- _Material to process_:
-----

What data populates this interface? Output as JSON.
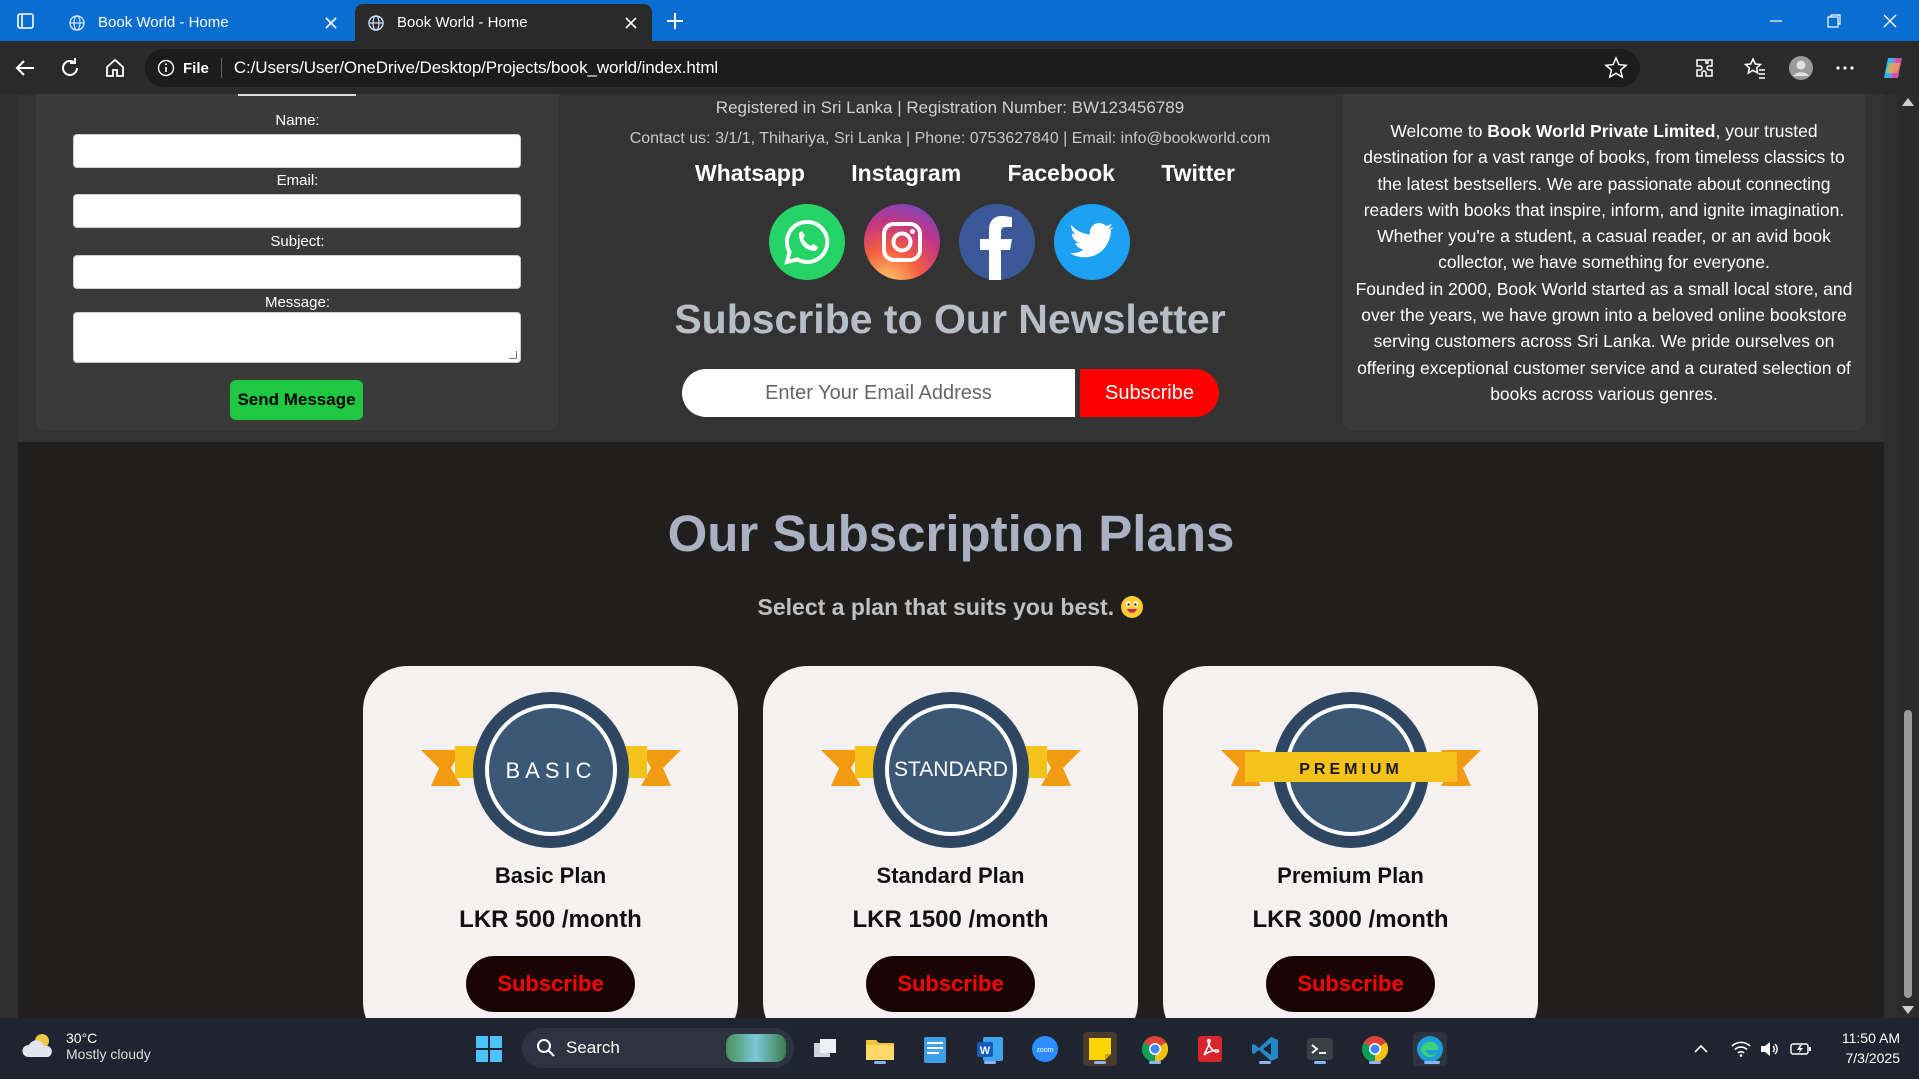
{
  "browser": {
    "tabs": [
      {
        "title": "Book World - Home",
        "active": false
      },
      {
        "title": "Book World - Home",
        "active": true
      }
    ],
    "address": {
      "protocol": "File",
      "url": "C:/Users/User/OneDrive/Desktop/Projects/book_world/index.html"
    }
  },
  "contact_form": {
    "name_label": "Name:",
    "email_label": "Email:",
    "subject_label": "Subject:",
    "message_label": "Message:",
    "send_label": "Send Message"
  },
  "company": {
    "registration": "Registered in Sri Lanka | Registration Number: BW123456789",
    "contact": "Contact us: 3/1/1, Thihariya, Sri Lanka | Phone: 0753627840 | Email: info@bookworld.com",
    "social_links": [
      "Whatsapp",
      "Instagram",
      "Facebook",
      "Twitter"
    ],
    "social_colors": {
      "whatsapp": "#25d366",
      "facebook": "#3b5998",
      "twitter": "#1da1f2"
    }
  },
  "newsletter": {
    "title": "Subscribe to Our Newsletter",
    "placeholder": "Enter Your Email Address",
    "button": "Subscribe"
  },
  "about": {
    "intro": "Welcome to ",
    "company_name": "Book World Private Limited",
    "para1_rest": ", your trusted destination for a vast range of books, from timeless classics to the latest bestsellers. We are passionate about connecting readers with books that inspire, inform, and ignite imagination. Whether you're a student, a casual reader, or an avid book collector, we have something for everyone.",
    "para2": "Founded in 2000, Book World started as a small local store, and over the years, we have grown into a beloved online bookstore serving customers across Sri Lanka. We pride ourselves on offering exceptional customer service and a curated selection of books across various genres."
  },
  "plans": {
    "title": "Our Subscription Plans",
    "subtitle": "Select a plan that suits you best.",
    "items": [
      {
        "badge": "BASIC",
        "name": "Basic Plan",
        "price": "LKR 500 /month",
        "button": "Subscribe"
      },
      {
        "badge": "STANDARD",
        "name": "Standard Plan",
        "price": "LKR 1500 /month",
        "button": "Subscribe"
      },
      {
        "badge": "PREMIUM",
        "name": "Premium Plan",
        "price": "LKR 3000 /month",
        "button": "Subscribe"
      }
    ]
  },
  "taskbar": {
    "weather_temp": "30°C",
    "weather_desc": "Mostly cloudy",
    "search_label": "Search",
    "time": "11:50 AM",
    "date": "7/3/2025"
  }
}
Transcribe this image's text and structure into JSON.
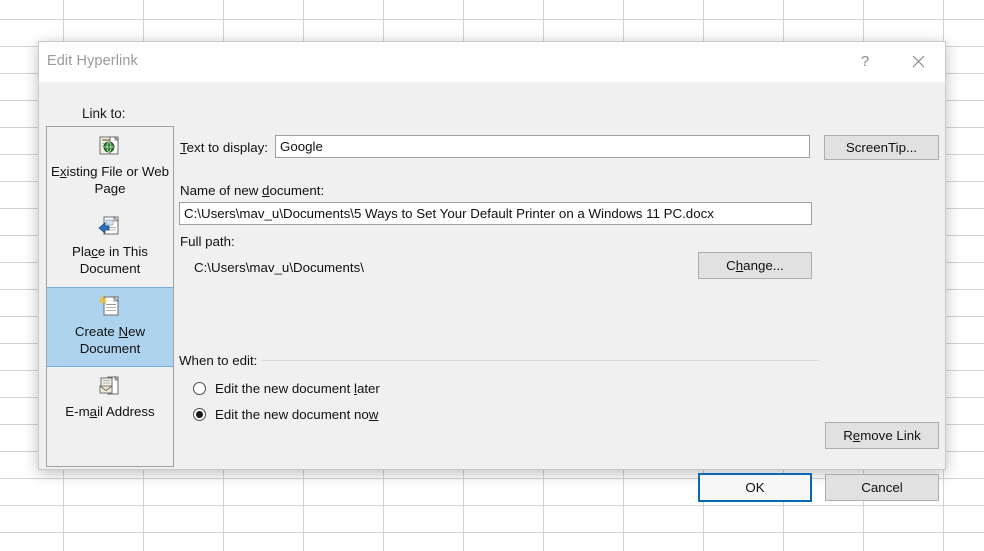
{
  "background": {
    "name": "spreadsheet-grid"
  },
  "dialog": {
    "title": "Edit Hyperlink",
    "help_icon": "?",
    "close_icon": "close-icon",
    "link_to_label": "Link to:",
    "sidebar": [
      {
        "icon": "existing-file-web-page-icon",
        "label_pre": "E",
        "label_key": "x",
        "label_post": "isting File or Web Page",
        "selected": false
      },
      {
        "icon": "place-in-document-icon",
        "label_pre": "Pla",
        "label_key": "c",
        "label_post": "e in This Document",
        "selected": false
      },
      {
        "icon": "create-new-document-icon",
        "label_pre": "Create ",
        "label_key": "N",
        "label_post": "ew Document",
        "selected": true
      },
      {
        "icon": "email-address-icon",
        "label_pre": "E-m",
        "label_key": "a",
        "label_post": "il Address",
        "selected": false
      }
    ],
    "text_to_display": {
      "label_pre": "",
      "label_key": "T",
      "label_post": "ext to display:",
      "value": "Google"
    },
    "screentip_button": {
      "label_pre": "ScreenTip",
      "label_key": "",
      "label_post": "..."
    },
    "name_of_new_document": {
      "label_pre": "Name of new ",
      "label_key": "d",
      "label_post": "ocument:",
      "value": "C:\\Users\\mav_u\\Documents\\5 Ways to Set Your Default Printer on a Windows 11 PC.docx"
    },
    "full_path": {
      "label": "Full path:",
      "value": "C:\\Users\\mav_u\\Documents\\"
    },
    "change_button": {
      "label_pre": "C",
      "label_key": "h",
      "label_post": "ange..."
    },
    "when_to_edit": {
      "title": "When to edit:",
      "options": [
        {
          "label_pre": "Edit the new document ",
          "label_key": "l",
          "label_post": "ater",
          "checked": false
        },
        {
          "label_pre": "Edit the new document no",
          "label_key": "w",
          "label_post": "",
          "checked": true
        }
      ]
    },
    "remove_link_button": {
      "label_pre": "R",
      "label_key": "e",
      "label_post": "move Link"
    },
    "ok_button": {
      "label": "OK"
    },
    "cancel_button": {
      "label": "Cancel"
    }
  },
  "colors": {
    "dialog_body": "#f0f0f0",
    "titlebar": "#ffffff",
    "selected_item": "#aed3ef",
    "selected_border": "#7aaedb",
    "default_button_border": "#0a67b2",
    "button_face": "#e1e1e1",
    "grid_line": "#d4d4d4"
  }
}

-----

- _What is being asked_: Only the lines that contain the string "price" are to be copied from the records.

- _Solution for this exercise_:
        "price": "LKR 500 /month",
        "price": "LKR 1500 /month",
        "price": "LKR 3000 /month",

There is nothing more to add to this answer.